Look through the lines below, find those with the word "name", and copy them.

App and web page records
========================================

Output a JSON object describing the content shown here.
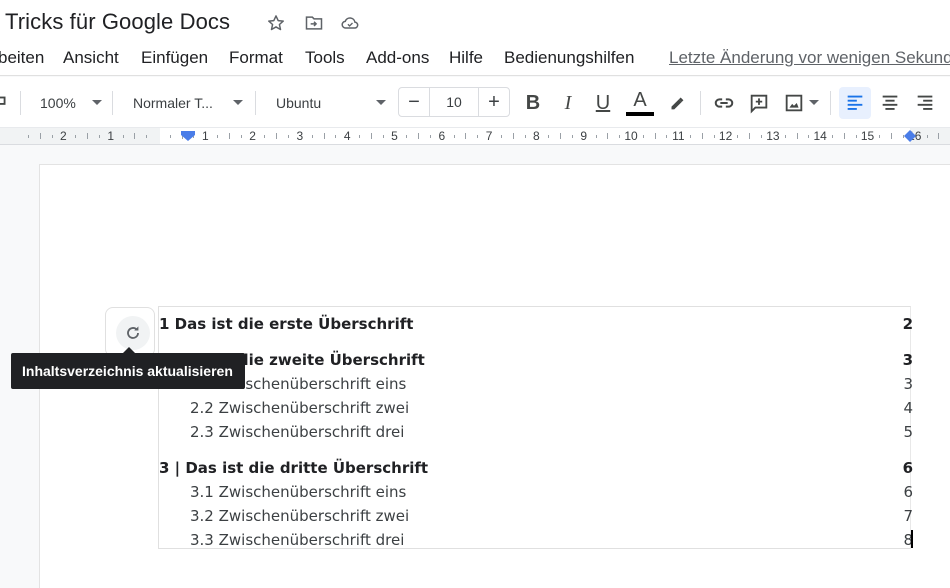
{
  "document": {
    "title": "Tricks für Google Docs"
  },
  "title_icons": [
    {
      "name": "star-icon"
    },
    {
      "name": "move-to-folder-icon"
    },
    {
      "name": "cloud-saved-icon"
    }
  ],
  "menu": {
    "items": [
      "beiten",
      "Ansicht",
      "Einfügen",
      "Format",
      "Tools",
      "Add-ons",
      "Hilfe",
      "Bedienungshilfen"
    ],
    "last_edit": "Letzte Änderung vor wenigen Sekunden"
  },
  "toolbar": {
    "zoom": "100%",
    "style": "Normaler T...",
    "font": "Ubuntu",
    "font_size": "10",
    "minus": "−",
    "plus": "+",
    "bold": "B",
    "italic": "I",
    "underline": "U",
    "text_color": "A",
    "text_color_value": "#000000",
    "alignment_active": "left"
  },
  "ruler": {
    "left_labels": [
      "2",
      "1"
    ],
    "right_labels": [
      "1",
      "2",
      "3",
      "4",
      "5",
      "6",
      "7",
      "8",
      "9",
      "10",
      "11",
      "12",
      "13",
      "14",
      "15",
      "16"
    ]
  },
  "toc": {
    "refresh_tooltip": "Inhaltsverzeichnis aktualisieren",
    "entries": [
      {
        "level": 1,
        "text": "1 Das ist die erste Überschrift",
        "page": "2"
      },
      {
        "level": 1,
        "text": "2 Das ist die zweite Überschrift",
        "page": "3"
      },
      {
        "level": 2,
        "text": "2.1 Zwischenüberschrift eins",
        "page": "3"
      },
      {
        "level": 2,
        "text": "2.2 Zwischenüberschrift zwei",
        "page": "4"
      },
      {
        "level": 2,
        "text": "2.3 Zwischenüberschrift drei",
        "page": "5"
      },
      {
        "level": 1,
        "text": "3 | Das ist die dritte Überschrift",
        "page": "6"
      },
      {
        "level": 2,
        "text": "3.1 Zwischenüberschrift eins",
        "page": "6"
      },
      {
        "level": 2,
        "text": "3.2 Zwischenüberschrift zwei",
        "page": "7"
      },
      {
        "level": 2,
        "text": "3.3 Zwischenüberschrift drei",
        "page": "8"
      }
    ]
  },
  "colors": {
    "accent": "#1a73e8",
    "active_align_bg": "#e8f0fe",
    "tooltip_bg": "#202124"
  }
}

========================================

## Output of the exercise
      "name": "star-icon"
      "name": "move-to-folder-icon"
      "name": "cloud-saved-icon"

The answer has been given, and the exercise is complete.